This just in, there are fears that banning smoking in Eastern Missippi State Hospital will contribute to the black-market in cigarettes in that hospital. I seriously doubt that Missippi is the only state with a black-market for cigarettes in state psychiatric hospitals that no longer publicly permit smoking. I have seen Virginia, to mention one state, go through the process of banning cigarettes, and I’ve heard of a black-market for cigarettes in a hospital in that state.

Cigarette smoking is actually serving as the scapegoat for a very serious and more real health problem mental health consumers are facing these days. People in the mental health system are dying on average 25 years earlier than the rest of the population according to a National Association of State Mental Health Program Directors study. This phenomenon is attributed, to use of the atypical antipsychotic drugs developed to have fewer side effects than the original antipsychotic drugs. Another term for these antipsychotic drugs is neuroleptic which comes from the Greek, to “seize control of” the “nervous system”, and that word origin indicates, in health terms, the root of the problem.

These atypical antipsychotic drugs have been shown to contribute to a whole range of health problems from heart disease to obesity and diabetes. All of these health problems can cut short a person’s life span. Research has shown that the lives of people on many psychiatric drugs are shortened by every psychiatric drug they are taking. Not only can these drugs be harmful, but their long term use has been shown to be detrimental to treatment efforts rather than beneficial.
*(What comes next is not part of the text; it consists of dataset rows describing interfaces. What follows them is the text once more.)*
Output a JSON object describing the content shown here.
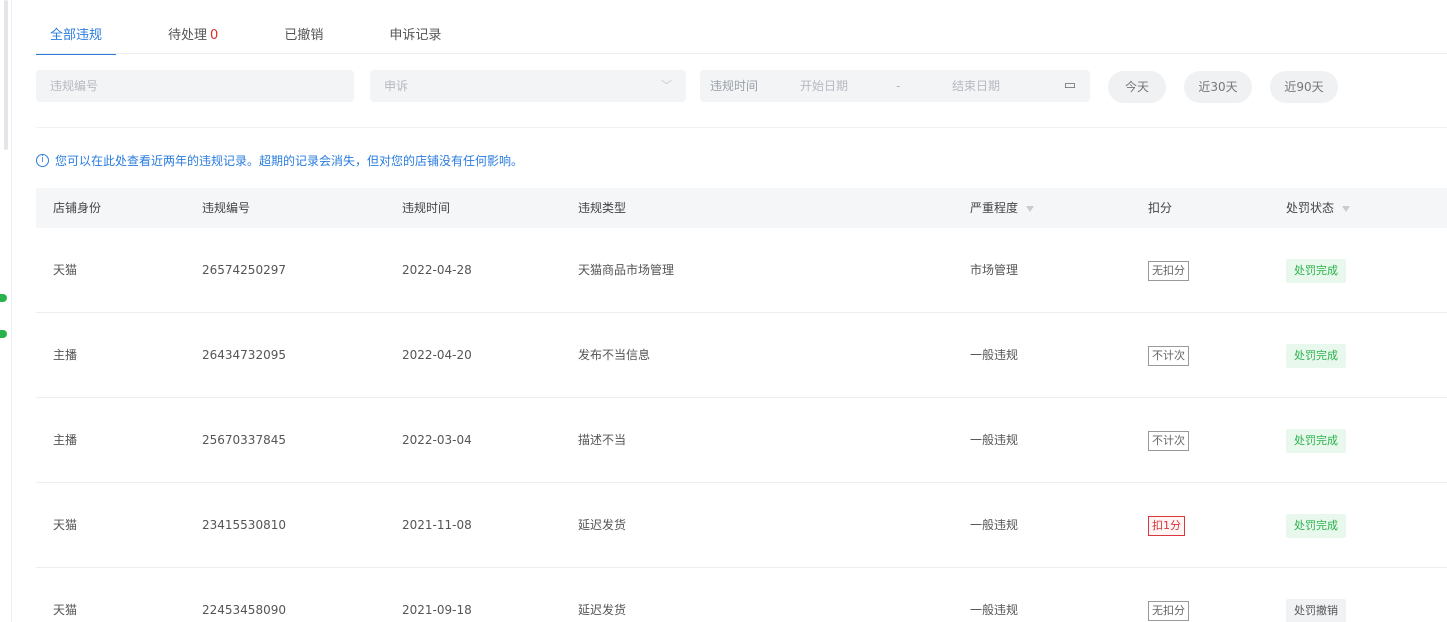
{
  "tabs": [
    {
      "label": "全部违规",
      "count": "",
      "active": true
    },
    {
      "label": "待处理",
      "count": "0",
      "active": false
    },
    {
      "label": "已撤销",
      "count": "",
      "active": false
    },
    {
      "label": "申诉记录",
      "count": "",
      "active": false
    }
  ],
  "filters": {
    "id_placeholder": "违规编号",
    "appeal_select": "申诉",
    "time_label": "违规时间",
    "start_placeholder": "开始日期",
    "range_sep": "-",
    "end_placeholder": "结束日期",
    "quick": {
      "today": "今天",
      "last30": "近30天",
      "last90": "近90天"
    }
  },
  "notice": "您可以在此处查看近两年的违规记录。超期的记录会消失，但对您的店铺没有任何影响。",
  "table": {
    "headers": {
      "shop": "店铺身份",
      "id": "违规编号",
      "time": "违规时间",
      "type": "违规类型",
      "severity": "严重程度",
      "points": "扣分",
      "status": "处罚状态"
    },
    "rows": [
      {
        "shop": "天猫",
        "id": "26574250297",
        "time": "2022-04-28",
        "type": "天猫商品市场管理",
        "severity": "市场管理",
        "points": "无扣分",
        "points_style": "normal",
        "status": "处罚完成",
        "status_style": "done"
      },
      {
        "shop": "主播",
        "id": "26434732095",
        "time": "2022-04-20",
        "type": "发布不当信息",
        "severity": "一般违规",
        "points": "不计次",
        "points_style": "normal",
        "status": "处罚完成",
        "status_style": "done"
      },
      {
        "shop": "主播",
        "id": "25670337845",
        "time": "2022-03-04",
        "type": "描述不当",
        "severity": "一般违规",
        "points": "不计次",
        "points_style": "normal",
        "status": "处罚完成",
        "status_style": "done"
      },
      {
        "shop": "天猫",
        "id": "23415530810",
        "time": "2021-11-08",
        "type": "延迟发货",
        "severity": "一般违规",
        "points": "扣1分",
        "points_style": "red",
        "status": "处罚完成",
        "status_style": "done"
      },
      {
        "shop": "天猫",
        "id": "22453458090",
        "time": "2021-09-18",
        "type": "延迟发货",
        "severity": "一般违规",
        "points": "无扣分",
        "points_style": "normal",
        "status": "处罚撤销",
        "status_style": "revoked"
      }
    ]
  },
  "colors": {
    "accent": "#2a7cde",
    "danger": "#d9363e",
    "success": "#2bb24c"
  }
}
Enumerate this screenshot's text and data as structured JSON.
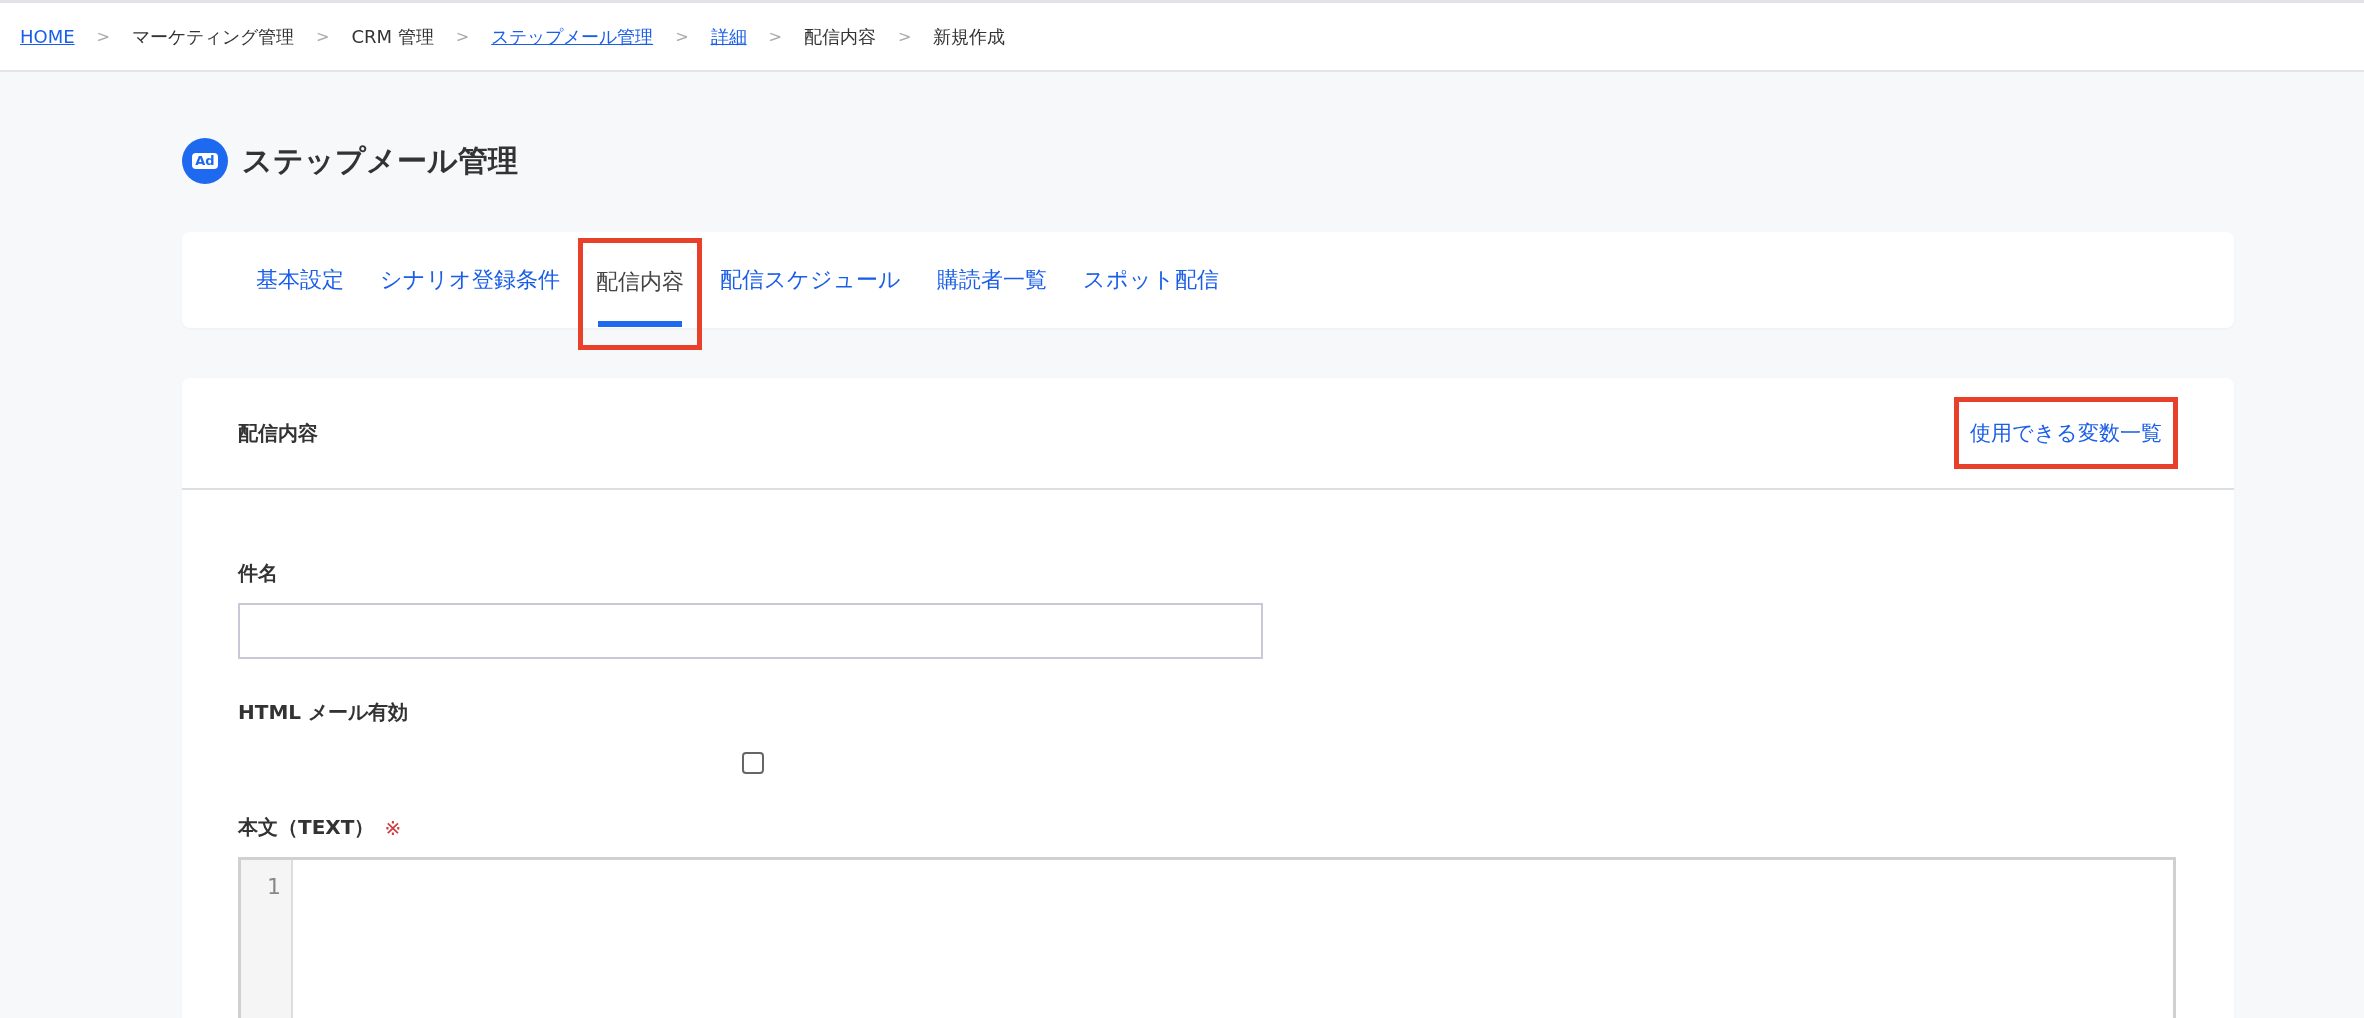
{
  "breadcrumb": [
    {
      "label": "HOME",
      "link": true
    },
    {
      "label": "マーケティング管理",
      "link": false
    },
    {
      "label": "CRM 管理",
      "link": false
    },
    {
      "label": "ステップメール管理",
      "link": true
    },
    {
      "label": "詳細",
      "link": true
    },
    {
      "label": "配信内容",
      "link": false
    },
    {
      "label": "新規作成",
      "link": false
    }
  ],
  "breadcrumb_separator": ">",
  "page_title": {
    "icon_text": "Ad",
    "title": "ステップメール管理"
  },
  "tabs": [
    {
      "label": "基本設定",
      "selected": false,
      "highlighted": false
    },
    {
      "label": "シナリオ登録条件",
      "selected": false,
      "highlighted": false
    },
    {
      "label": "配信内容",
      "selected": true,
      "highlighted": true
    },
    {
      "label": "配信スケジュール",
      "selected": false,
      "highlighted": false
    },
    {
      "label": "購読者一覧",
      "selected": false,
      "highlighted": false
    },
    {
      "label": "スポット配信",
      "selected": false,
      "highlighted": false
    }
  ],
  "card": {
    "title": "配信内容",
    "link": {
      "label": "使用できる変数一覧",
      "highlighted": true
    },
    "fields": [
      {
        "kind": "text",
        "label": "件名"
      },
      {
        "kind": "checkbox",
        "label": "HTML メール有効",
        "checked": false
      },
      {
        "kind": "code",
        "label": "本文（TEXT）",
        "required_mark": "※",
        "line_numbers": [
          "1"
        ]
      }
    ]
  }
}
A more direct way of saving lives would be to ban the use of these antipsychotic drugs on the hospital units where they are used, but psychiatrists are unlikely to take this course of action any time soon. Involuntary patients have no choice and are routinely forced to take these drugs regardless of the health consequences of doing so while voluntary patients who try to assert themselves can end up facing a hearing, and ultimately on involuntary status. This is unfortunate, but until state hospitals are more open to other and healthy options, it will continue to be the case.

E. Fuller Torrey makes the claim that when it came to quitting smoking he would prefer to individualize treatment plans to fit the patient. I am very skeptical of E. Fuller Torrey’s statement in the sense that although he might individualize treatment plans when it came to quitting smoking, I am sure he wouldn’t allow this individualization when it came to the use of antipsychotic drugs. Until psychiatrists attend to the results of studies that don’t necessarily agree with the textbooks they used in school, they won’t take the steps necessary to save lives.